[whatwg] [encoding] utf-16

Anne van Kesteren annevk at opera.com
Fri Dec 30 02:54:34 PST 2011

On Fri, 30 Dec 2011 05:51:16 +0100, Leif Halvard Silli  
<xn--mlform-iua at målform.no> wrote:
> The Trident cache behaviour is a symptom of its over all UTF-16
> behaviour: Apart from reading the BOM, it doesn't do any UTF-16
> sniffing. I suspect that you want Opera/Firefox to become "as bad" at
> 'getting' the UTF-16 encoding as Webkit/IE are? (Note that Webkit is
> worse than IE - just to, once again, emphasize how difficult it is to
> replicate IE.)

How is WebKit worse than IE? And why should there be UTF-16 sniffing?

> But is the little endian defaulting really important?
> Over all, proper UTF-16 treatment (read: sniffing) on IE/WEbkit's part,
> would probably improve the situation more.

You mean there are sites that only work in Gecko/Presto?

> I know ... And it precisely therefore that it would have been an
> advantage to, for the Web, focus on *requiring* the BOM for UTF-16.

It seems simpler to focus on promoting only UTF-8.

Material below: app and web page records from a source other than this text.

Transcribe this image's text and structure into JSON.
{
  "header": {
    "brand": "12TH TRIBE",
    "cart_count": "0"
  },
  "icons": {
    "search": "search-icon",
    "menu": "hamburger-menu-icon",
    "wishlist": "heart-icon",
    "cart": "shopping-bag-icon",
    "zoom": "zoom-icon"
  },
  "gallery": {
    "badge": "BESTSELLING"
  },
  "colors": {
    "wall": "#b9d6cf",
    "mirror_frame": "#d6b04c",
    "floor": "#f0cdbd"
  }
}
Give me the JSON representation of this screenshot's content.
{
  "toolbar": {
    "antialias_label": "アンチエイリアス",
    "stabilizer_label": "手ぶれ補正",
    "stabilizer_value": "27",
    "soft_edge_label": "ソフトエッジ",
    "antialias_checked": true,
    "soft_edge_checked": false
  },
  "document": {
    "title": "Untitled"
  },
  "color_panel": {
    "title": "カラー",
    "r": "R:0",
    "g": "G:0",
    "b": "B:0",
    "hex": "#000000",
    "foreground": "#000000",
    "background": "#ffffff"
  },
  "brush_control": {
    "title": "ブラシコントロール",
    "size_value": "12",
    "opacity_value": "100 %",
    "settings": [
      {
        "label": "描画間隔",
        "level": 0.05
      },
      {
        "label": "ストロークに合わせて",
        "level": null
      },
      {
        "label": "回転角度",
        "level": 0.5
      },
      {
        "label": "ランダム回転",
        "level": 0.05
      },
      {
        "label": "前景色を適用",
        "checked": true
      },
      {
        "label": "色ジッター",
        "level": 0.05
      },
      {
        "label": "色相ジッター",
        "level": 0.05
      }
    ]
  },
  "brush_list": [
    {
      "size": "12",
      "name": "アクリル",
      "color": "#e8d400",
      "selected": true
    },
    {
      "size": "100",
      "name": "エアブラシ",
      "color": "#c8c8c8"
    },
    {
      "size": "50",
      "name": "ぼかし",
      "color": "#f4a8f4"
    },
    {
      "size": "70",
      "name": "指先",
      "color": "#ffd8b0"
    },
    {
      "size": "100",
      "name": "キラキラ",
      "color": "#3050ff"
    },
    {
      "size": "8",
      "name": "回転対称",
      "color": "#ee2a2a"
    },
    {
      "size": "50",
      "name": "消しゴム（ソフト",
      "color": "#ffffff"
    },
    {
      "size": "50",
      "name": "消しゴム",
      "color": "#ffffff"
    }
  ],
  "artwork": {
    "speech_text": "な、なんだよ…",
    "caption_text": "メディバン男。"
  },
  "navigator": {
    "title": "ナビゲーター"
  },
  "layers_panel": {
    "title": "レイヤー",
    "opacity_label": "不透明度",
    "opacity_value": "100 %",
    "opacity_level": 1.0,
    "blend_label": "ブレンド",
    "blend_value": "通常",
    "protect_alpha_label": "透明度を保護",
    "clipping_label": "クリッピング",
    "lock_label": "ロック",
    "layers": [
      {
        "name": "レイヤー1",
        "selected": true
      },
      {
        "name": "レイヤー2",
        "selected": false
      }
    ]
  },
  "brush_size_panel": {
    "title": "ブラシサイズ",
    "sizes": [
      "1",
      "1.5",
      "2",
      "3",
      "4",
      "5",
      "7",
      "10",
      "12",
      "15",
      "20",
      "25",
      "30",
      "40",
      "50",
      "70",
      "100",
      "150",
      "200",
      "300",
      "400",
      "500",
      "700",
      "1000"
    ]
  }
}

>> Yeah, I'm going to file a new bug so we can reconsider although the  
>> octet sequence the various BOMs represent can have legitimate meanings  
>> in
>> certain encodings,
> You mean: In addition to the BOM meaning, I suppose.

No. In e.g. windows-1258 there is no BOM and FF FE simply means U+00FF  

>> it seems in practice people use them for Unicode.
>> (Helped by the fact that Trident/WebKit behave this way of course.)
> Don't forget the fact that Presto/Gecko do not move the BOM into the
> <body> when you use UTF-16LE/BE, like they - per the spec of those
> encodings - should do. See:
> <http://bugzilla.validator.nu/show_bug.cgi?id=890>

Well yes, that's why I'm planning to define utf-16 more in line with  
implementations (and render the current text obsolete I suppose).

Anne van Kesteren

More information about the whatwg mailing list